I really wanted to call this article: “See, I told you balloons are evil!” — only because I have a terribly strange and irrational fear of balloons (globophobia). Clowns? Spiders? No problem, but put me near a latex balloon and I lose my sh!t.
I wrote this article because I kept seeing moms who were terrified that their infant would choke on Cheerios… or even peas. Then they turn around and hand the baby a banana. Duuude, you’re killing me!
Kinda A Big Deal
Yay, something else to be paranoid about! Thanks, Meg.
Okay so, I made you a pie (I was up all night). Here is what kids tend to choke on:
This is what we really care about, right? I’m sure choking sucks and all, but I’m really interested in what can kill a kid…
Two-thirds of choking deaths happen to children under 3. Not a surprise because, as you well know, they stick EVERYTHING in their widdle mouths. Mmmm, Play-Doh and leaves and crayons. Delicious.
So what do they choke (and die) on? It might surprise you.
1. Evil Balloons (see, I told you)
Latex balloons were associated with 29% of deaths overall, making it the most dangerous choking hazard for kids. Why are balloons so dangerous?
Children can inhale latex balloons whole while blowing them up – or – they choke on fragments of broken balloons after they’ve popped. Latex is so dangerous because it conforms to the trachea, completely blocking the airway and making it almost impossible to expel with the Heimlich maneuver.
So, what, no balloons at parties?? (Sounds great to me!) No, just use Mylar (the shiny foil ones) instead.
2. Hot Dogs
17% of choking deaths are from hot dogs alone. Yeah, that’s right, wieners (see, I told you wieners were dangerous!! Kidding…).
Just why are frankfurters so lethal? A hot dog is “dangerously-shaped”: they are cylindrical, airway-sized, and very compressible. This allows it to wedge tightly into the bottom part of the pharynx and completely cover the airway. Don’t want.
To avoid: cut hot dogs length-wise before serving and you’re cool. Easy peasy.
P.S. Sausages also fall into this category. And anything else that is hot dog-like in shape. Hot doggy stuff, you know.
3. Grapes, Carrots, and Bananas
My pediatrician told me that bananas are the #1 choking hazard based on his personal experience. While I couldn’t find any reliable stats, the general consensus is that grapes, carrots, and bananas are the next most dangerous food items.
Do you see a recurring theme here? Shape and texture. The most dangerous items are the size and shape of a baby’s throat: round or spherical and about 1-1.5 inches in diameter. And the mushier, the worse.
Never hand your kid a whole banana, cut it length-wise first. For grapes, cut them into halves or quarters (I know, I know, it’s a HUGE pain in the ass). For carrots, cut them into sticks, not rounds.
4. Other Foods
Other dangerous chokey foods include large gobs of peanut butter (seriously), popcorn, nuts, marshmallows, gum and candy (especially round lollipops), & cherry tomatoes.

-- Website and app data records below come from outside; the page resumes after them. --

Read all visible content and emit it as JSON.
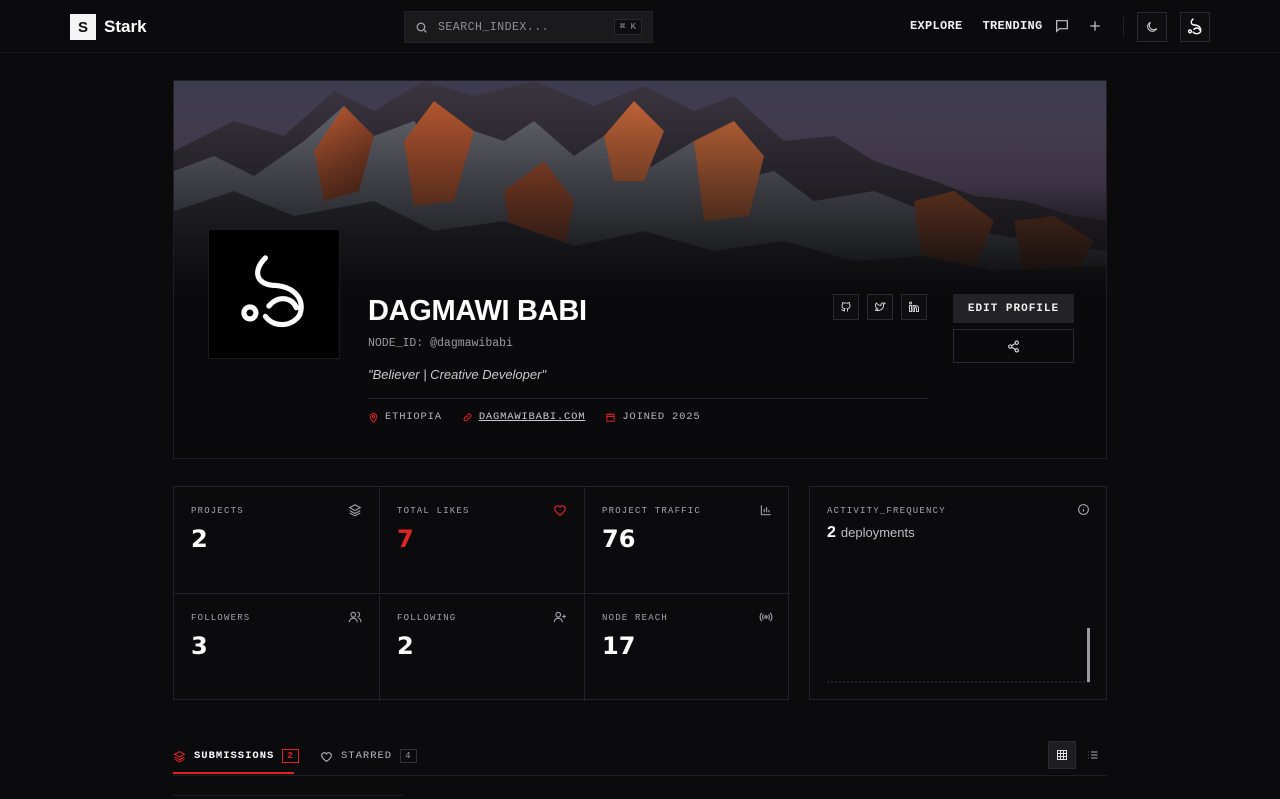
{
  "nav": {
    "brand_initial": "S",
    "brand_name": "Stark",
    "search_placeholder": "SEARCH_INDEX...",
    "search_shortcut": "⌘ K",
    "links": [
      "EXPLORE",
      "TRENDING"
    ]
  },
  "profile": {
    "name": "DAGMAWI BABI",
    "node_id": "NODE_ID: @dagmawibabi",
    "bio": "\"Believer | Creative Developer\"",
    "location": "ETHIOPIA",
    "website": "DAGMAWIBABI.COM",
    "joined": "JOINED 2025",
    "edit_label": "EDIT PROFILE"
  },
  "stats": [
    {
      "label": "PROJECTS",
      "value": "2",
      "icon": "layers-icon"
    },
    {
      "label": "TOTAL LIKES",
      "value": "7",
      "icon": "heart-icon"
    },
    {
      "label": "PROJECT TRAFFIC",
      "value": "76",
      "icon": "bar-chart-icon"
    },
    {
      "label": "FOLLOWERS",
      "value": "3",
      "icon": "users-icon"
    },
    {
      "label": "FOLLOWING",
      "value": "2",
      "icon": "user-plus-icon"
    },
    {
      "label": "NODE REACH",
      "value": "17",
      "icon": "broadcast-icon"
    }
  ],
  "activity": {
    "label": "ACTIVITY_FREQUENCY",
    "count": "2",
    "unit": "deployments"
  },
  "tabs": [
    {
      "label": "SUBMISSIONS",
      "count": "2"
    },
    {
      "label": "STARRED",
      "count": "4"
    }
  ],
  "colors": {
    "accent": "#e02424",
    "background": "#0b0b0d"
  }
}
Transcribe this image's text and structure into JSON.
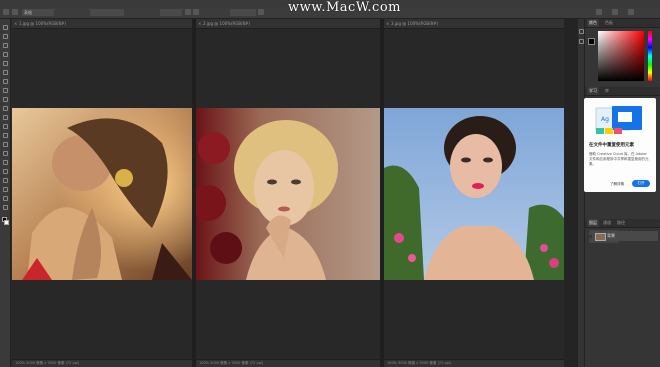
{
  "watermark": "www.MacW.com",
  "options_bar": {
    "preset": "表格",
    "items": [
      "",
      "",
      "",
      "",
      "",
      "",
      "",
      ""
    ]
  },
  "documents": [
    {
      "tab": "1.jpg @ 100%(RGB/8#)",
      "status": "100%    5000 像素 x 3000 像素 (72 ppi)"
    },
    {
      "tab": "2.jpg @ 100%(RGB/8#)",
      "status": "100%    5000 像素 x 3000 像素 (72 ppi)"
    },
    {
      "tab": "3.jpg @ 100%(RGB/8#)",
      "status": "100%    5000 像素 x 3000 像素 (72 ppi)"
    }
  ],
  "panels": {
    "top_tabs": [
      "颜色",
      "色板"
    ],
    "learn_tabs": [
      "学习",
      "库"
    ],
    "layers_tabs": [
      "图层",
      "通道",
      "路径"
    ],
    "layer_name": "背景"
  },
  "card": {
    "title": "在文件中重复使用元素",
    "body": "借助 Creative Cloud 库，在 Adobe 文件和应用程序中共享和重复使用的元素。",
    "link": "了解详情",
    "button": "打开"
  },
  "colors": {
    "accent": "#1473e6",
    "canvas": "#282828"
  }
}
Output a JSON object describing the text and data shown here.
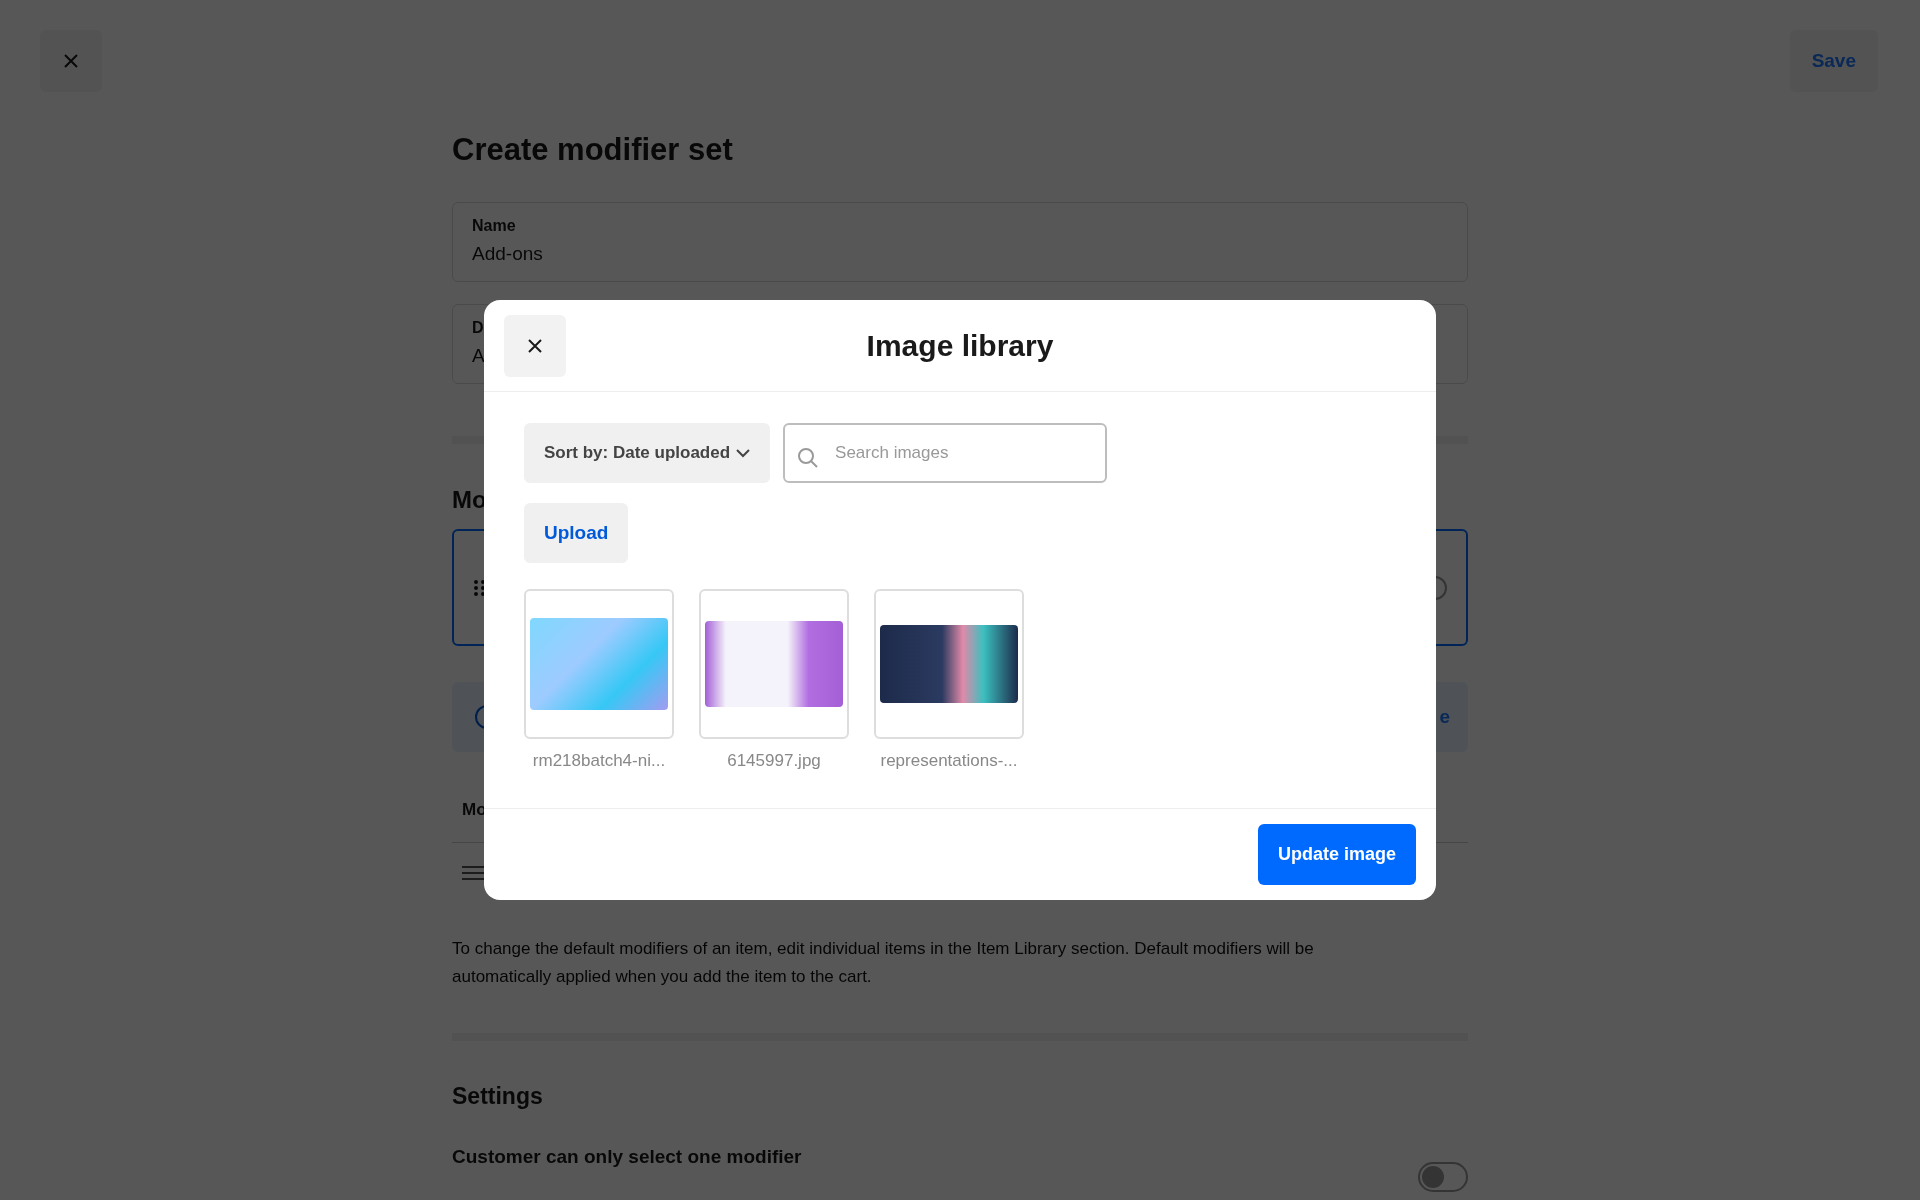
{
  "page": {
    "save_label": "Save",
    "title": "Create modifier set",
    "fields": [
      {
        "label": "Name",
        "value": "Add-ons"
      },
      {
        "label": "D",
        "value": "A"
      }
    ],
    "section_heading": "Mo",
    "banner_text": "e",
    "column_header": "Mo",
    "note": "To change the default modifiers of an item, edit individual items in the Item Library section. Default modifiers will be automatically applied when you add the item to the cart.",
    "settings_heading": "Settings",
    "setting_label": "Customer can only select one modifier",
    "setting_on": false
  },
  "modal": {
    "title": "Image library",
    "sort_label": "Sort by: Date uploaded",
    "search": {
      "placeholder": "Search images"
    },
    "upload_label": "Upload",
    "images": [
      {
        "caption": "rm218batch4-ni...",
        "kind": "gradient"
      },
      {
        "caption": "6145997.jpg",
        "kind": "purple"
      },
      {
        "caption": "representations-...",
        "kind": "dark"
      }
    ],
    "primary_button": "Update image"
  }
}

5. Water Bottle Tops
Another huge non-food choking hazard is bottle tops, mainly from water bottles or plastic soda bottles, although pop tops fall into this category as well. Water bottle tops are everywhere and often fall onto the floor, into cracks in the couch, etc. They are also the perfect bad size.
While coins are not high on the “deadly stuff” list, children choke on them a lot, mostly because they are plentiful and are often found on the floor, which is an infant’s domain. Pennies and nickels pose the biggest risk – and actually the Euro is a big choking problem in Europe (no pun intended).
Sit While You Eat
Never let a small child run, walk, play, or lie down with food in his/her mouth.
My best friend’s toddler was being chased around by his older brother while sucking on a lollipop after dinner. He tripped and it became completely lodged in his throat and she was (luckily) able to fish it out by a stick. They were lucky; had the stick come off the lollipop, it could have been a much worse situation.
When your babe gets to be a toddler, tell him to sit his ass in a chair if he wants a lollipop. He’ll do it, I promise. 😉
If your child does choke, you should know how to perform CPR. To become certified in CPR, contact the Red Cross or call 1-800-RED-CROSS. The next best thing is to print out the Red Cross CPR/AED guide (download it here). It’s super easy to follow in a panic and I suggest you keep it somewhere in/near your kitchen.
Okay, okay – sorry for all the scary stuff. It’s good to know it, right? (Just say yes.) Knowledge is power.
Did you miss?